■ **Problem statement**:
Copy out all the lines of the data that hold the word "Sales".

====

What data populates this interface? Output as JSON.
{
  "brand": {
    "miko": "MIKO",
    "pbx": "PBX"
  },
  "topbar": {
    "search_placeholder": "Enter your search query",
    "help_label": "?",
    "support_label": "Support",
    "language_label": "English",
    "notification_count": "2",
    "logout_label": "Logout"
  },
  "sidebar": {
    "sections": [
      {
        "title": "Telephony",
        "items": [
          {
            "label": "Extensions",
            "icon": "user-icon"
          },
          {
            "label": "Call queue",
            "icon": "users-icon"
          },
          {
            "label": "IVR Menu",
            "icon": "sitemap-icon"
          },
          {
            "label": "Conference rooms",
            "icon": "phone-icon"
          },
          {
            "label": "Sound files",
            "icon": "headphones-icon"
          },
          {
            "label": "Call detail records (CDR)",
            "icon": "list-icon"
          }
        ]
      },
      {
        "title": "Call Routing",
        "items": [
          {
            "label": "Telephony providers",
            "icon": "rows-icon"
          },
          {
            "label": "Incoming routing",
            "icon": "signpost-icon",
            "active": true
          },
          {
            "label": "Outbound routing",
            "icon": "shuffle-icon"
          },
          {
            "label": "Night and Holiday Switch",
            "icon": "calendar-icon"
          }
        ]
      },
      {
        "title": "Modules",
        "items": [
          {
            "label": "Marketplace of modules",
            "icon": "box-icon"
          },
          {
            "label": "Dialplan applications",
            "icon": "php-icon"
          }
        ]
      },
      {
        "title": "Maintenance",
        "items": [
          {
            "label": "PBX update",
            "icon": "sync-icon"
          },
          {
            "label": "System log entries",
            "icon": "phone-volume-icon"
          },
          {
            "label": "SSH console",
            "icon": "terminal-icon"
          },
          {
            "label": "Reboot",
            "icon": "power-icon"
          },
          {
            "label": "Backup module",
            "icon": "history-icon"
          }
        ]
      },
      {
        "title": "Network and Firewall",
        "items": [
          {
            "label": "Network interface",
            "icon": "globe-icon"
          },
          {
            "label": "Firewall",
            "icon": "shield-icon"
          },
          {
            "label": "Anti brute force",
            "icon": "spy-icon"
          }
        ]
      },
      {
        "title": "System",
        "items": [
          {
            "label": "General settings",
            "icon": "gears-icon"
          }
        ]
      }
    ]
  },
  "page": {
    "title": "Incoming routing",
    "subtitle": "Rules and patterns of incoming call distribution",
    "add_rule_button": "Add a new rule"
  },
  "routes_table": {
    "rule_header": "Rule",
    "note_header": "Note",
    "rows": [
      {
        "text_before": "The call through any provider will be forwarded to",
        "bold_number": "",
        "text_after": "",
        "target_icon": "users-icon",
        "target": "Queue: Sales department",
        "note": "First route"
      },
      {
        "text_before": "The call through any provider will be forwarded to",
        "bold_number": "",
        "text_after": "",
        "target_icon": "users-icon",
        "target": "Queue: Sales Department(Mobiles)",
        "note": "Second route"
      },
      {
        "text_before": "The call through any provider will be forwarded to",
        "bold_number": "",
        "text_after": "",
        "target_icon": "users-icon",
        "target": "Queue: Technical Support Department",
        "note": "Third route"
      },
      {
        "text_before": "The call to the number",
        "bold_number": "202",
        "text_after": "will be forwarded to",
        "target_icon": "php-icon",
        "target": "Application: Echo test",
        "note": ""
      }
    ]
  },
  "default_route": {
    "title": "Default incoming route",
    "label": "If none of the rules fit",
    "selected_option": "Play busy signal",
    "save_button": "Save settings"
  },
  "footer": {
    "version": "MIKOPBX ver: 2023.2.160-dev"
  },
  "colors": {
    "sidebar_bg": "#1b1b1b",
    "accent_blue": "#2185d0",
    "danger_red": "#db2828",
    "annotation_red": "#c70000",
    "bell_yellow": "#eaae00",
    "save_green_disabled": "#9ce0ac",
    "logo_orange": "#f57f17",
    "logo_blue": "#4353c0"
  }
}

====

■ **Task answer**:
        "target": "Queue: Sales department",
        "target": "Queue: Sales Department(Mobiles)",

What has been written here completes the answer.